But it's still a word with a host of pathological connotations. It's still a word that is imposed on us by others who feel that they know us better and are better able to judge us than we can ourselves. And that's why Francis' words are so amazing. It is not just that he refused to be someone who judges us. As James Martin, SJ, noted on the website for America, the word gay "is traditionally not used by popes, bishops or Vatican officials. This is a sea change." We are not accustomed to hearing the pope call us by name. In using the word "gay" (as opposed to "so-called gay," an expression from another document you posted, Joan), Francis implicitly acknowledged our right to name ourselves.

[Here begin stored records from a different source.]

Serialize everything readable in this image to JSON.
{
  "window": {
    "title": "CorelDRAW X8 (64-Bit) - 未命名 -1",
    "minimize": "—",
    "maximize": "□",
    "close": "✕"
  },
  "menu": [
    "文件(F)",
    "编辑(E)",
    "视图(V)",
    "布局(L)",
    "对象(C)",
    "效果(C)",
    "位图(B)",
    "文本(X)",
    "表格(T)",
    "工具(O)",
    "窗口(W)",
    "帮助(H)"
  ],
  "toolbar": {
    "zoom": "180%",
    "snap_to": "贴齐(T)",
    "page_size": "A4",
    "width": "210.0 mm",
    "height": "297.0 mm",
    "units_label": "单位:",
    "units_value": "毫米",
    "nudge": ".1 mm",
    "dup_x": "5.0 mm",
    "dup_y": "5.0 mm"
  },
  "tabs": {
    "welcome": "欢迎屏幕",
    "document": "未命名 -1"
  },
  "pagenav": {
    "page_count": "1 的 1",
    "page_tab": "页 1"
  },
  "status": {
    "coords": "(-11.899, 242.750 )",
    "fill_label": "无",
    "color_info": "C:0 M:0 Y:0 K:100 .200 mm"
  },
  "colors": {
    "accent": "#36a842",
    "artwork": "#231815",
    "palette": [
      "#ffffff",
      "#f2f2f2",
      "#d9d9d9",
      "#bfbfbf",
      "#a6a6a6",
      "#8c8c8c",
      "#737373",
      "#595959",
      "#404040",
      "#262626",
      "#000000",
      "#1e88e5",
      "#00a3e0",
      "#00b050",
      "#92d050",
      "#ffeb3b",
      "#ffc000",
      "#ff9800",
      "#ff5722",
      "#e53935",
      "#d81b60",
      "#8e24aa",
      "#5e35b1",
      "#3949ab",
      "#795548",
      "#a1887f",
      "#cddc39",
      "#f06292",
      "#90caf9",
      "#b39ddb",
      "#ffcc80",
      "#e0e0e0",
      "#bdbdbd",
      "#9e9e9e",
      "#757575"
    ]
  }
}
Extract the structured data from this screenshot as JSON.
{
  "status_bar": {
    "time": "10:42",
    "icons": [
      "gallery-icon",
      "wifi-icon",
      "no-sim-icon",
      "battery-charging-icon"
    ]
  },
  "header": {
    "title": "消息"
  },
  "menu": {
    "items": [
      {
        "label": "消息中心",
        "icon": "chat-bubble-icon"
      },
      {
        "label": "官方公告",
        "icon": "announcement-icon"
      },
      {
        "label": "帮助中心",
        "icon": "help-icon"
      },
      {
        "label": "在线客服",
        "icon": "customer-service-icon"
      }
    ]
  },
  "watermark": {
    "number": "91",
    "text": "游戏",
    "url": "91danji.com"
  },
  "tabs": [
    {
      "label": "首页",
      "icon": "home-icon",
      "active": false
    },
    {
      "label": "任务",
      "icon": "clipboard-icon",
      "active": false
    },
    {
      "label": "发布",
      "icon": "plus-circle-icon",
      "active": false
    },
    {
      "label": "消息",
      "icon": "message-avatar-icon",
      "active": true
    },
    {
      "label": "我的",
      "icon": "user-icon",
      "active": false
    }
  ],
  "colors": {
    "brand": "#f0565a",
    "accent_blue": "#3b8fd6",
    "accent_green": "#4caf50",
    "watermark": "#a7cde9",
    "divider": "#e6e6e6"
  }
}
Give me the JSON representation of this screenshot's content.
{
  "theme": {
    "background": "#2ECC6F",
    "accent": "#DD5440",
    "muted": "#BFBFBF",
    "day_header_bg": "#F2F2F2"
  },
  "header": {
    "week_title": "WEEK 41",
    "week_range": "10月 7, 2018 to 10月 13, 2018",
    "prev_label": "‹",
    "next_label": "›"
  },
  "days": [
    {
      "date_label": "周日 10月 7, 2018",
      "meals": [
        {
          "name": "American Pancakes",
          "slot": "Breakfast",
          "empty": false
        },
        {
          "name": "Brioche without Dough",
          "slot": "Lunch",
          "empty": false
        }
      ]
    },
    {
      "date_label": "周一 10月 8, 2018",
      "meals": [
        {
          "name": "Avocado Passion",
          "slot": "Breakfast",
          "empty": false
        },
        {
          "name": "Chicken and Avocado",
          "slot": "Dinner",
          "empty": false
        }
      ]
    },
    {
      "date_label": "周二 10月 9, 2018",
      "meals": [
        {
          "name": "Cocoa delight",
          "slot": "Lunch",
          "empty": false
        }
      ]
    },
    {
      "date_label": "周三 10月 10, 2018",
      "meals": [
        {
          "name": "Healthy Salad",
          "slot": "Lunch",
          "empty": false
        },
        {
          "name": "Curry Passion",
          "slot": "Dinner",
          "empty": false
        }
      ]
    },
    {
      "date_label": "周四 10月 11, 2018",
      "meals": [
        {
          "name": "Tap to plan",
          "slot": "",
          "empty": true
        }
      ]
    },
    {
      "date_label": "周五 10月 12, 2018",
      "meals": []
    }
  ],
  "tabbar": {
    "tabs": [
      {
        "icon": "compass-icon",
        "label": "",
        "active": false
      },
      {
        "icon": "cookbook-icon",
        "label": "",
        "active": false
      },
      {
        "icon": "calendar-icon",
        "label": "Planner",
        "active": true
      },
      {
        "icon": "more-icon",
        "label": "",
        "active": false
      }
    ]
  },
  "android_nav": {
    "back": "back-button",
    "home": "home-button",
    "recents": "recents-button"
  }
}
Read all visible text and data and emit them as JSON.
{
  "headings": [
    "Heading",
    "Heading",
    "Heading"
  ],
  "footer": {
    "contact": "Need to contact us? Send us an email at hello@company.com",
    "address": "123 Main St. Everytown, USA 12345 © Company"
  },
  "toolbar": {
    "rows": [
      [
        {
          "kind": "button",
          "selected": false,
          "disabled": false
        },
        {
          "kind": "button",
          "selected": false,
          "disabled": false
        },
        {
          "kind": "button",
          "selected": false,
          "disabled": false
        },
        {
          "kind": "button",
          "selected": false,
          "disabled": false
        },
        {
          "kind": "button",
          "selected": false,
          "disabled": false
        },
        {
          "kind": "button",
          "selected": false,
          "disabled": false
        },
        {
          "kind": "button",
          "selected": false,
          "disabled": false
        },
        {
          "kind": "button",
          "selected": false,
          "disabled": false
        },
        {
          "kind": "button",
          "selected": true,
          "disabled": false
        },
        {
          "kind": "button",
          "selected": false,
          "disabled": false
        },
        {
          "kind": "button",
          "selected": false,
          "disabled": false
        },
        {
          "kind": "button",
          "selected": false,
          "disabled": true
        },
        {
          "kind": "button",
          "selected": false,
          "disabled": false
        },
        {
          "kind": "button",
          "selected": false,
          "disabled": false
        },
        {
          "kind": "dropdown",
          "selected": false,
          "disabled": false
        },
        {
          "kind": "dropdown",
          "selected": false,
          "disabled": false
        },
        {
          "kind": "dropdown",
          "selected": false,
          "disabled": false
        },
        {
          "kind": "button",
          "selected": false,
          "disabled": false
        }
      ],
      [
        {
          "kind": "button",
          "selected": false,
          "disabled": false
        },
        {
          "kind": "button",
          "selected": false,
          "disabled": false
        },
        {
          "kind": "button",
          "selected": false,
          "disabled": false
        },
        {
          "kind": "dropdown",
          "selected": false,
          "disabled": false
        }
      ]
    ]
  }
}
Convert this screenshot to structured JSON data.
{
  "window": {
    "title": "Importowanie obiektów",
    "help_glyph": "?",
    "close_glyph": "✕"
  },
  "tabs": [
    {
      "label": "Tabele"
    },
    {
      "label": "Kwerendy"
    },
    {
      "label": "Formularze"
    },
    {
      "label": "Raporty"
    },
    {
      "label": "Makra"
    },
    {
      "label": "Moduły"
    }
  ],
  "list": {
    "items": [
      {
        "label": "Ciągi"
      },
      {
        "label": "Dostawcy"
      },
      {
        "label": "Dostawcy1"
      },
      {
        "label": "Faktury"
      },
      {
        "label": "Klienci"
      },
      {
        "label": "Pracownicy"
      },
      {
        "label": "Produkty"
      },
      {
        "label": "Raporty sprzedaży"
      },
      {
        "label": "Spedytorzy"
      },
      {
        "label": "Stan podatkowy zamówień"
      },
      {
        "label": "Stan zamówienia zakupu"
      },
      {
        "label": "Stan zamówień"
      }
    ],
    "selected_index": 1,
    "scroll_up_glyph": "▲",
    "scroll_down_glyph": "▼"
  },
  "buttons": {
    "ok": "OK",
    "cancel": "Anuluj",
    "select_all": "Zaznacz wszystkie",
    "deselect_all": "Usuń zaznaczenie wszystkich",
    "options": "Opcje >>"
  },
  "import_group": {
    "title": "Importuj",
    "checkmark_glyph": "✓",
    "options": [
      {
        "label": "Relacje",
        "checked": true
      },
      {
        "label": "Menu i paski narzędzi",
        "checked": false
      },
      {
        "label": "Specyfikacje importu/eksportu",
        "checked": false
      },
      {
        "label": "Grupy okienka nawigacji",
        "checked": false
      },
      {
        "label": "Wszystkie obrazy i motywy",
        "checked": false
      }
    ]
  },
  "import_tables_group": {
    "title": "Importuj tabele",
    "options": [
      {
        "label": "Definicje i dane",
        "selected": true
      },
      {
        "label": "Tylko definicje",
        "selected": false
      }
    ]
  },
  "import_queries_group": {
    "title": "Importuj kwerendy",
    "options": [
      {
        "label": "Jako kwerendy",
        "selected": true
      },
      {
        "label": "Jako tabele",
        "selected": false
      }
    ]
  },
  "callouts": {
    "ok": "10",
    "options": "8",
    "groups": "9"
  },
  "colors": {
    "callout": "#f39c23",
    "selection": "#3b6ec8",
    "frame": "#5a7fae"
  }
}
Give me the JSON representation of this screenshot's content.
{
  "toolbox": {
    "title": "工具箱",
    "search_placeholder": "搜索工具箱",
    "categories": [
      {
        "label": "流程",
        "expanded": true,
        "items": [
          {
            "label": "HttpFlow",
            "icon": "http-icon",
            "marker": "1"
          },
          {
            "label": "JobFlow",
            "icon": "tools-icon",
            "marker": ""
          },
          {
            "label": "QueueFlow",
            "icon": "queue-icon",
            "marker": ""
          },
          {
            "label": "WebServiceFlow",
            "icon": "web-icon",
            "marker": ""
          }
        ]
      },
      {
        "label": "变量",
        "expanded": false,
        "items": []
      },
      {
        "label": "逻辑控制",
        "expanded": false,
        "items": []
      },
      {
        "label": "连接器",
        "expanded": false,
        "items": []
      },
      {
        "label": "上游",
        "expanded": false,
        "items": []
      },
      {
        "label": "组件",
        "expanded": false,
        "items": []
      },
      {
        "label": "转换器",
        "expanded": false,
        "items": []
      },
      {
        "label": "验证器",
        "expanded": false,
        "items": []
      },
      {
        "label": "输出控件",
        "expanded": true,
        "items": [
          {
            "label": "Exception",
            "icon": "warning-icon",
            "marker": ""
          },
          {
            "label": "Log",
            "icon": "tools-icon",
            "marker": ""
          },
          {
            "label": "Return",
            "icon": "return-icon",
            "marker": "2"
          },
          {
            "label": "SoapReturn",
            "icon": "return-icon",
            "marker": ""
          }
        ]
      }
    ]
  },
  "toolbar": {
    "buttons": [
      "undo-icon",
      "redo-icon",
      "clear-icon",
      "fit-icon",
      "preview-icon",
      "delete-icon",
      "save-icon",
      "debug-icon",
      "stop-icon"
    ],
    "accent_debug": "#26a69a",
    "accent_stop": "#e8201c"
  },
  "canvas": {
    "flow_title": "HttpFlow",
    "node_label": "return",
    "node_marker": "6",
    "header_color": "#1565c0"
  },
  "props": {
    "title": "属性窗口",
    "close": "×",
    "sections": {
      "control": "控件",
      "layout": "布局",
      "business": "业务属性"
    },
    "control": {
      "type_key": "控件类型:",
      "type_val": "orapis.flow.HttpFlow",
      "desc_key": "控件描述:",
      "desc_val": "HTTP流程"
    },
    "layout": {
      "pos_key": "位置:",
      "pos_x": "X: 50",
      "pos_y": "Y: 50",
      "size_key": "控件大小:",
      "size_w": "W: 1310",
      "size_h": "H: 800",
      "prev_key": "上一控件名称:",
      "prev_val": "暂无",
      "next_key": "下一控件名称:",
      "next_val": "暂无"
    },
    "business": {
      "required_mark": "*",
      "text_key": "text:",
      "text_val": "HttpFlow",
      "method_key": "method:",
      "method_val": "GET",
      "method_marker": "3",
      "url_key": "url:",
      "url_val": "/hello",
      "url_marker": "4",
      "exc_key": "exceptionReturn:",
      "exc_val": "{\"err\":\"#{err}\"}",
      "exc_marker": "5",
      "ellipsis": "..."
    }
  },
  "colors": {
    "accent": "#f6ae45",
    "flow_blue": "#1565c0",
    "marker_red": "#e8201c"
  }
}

America, a publication of the pope's own Jesuit order, cannot be called part of the secular media that you criticized, Joan. Nor was the "freaking out" described by you, Ashley, a fabrication of the media. As I tried to say in my previous post, it was a heartfelt response from faithful LGBT Catholics. They are not mysterious third persons who want to remake the Church in "their" image. No one wishes to insert a section in the Catechism which proclaims "heterosexual acts" to be "depraved," "intrinsically disordered," and enjoin them to embrace a life of "self-mastery" and perpetual continence. What they might welcome is a blog written by you, Joan, that actually seems to entertain the possibility that practicing LGBT Catholics might actually read your work.
As for you, Ashley, they might wish that you would look more closely at the Pope's words. He did not say that "homosexuals should not be marginalized." He said "these persons should not be discriminated against, but welcomed (accolte)." He is citing the words of the Catechism here. If welcoming us is such an old and unremarkable teaching, if it is to be anything more than mere mouth-service, you might start by imitating Francis' example. At the beginning of this letter, I called you by the name that you call yourself. I ask for nothing more than that you do the same.
My name is Michael. I am not "a homosexual." I am gay. I am Catholic. And I am very happy to be
Your brother in Christ.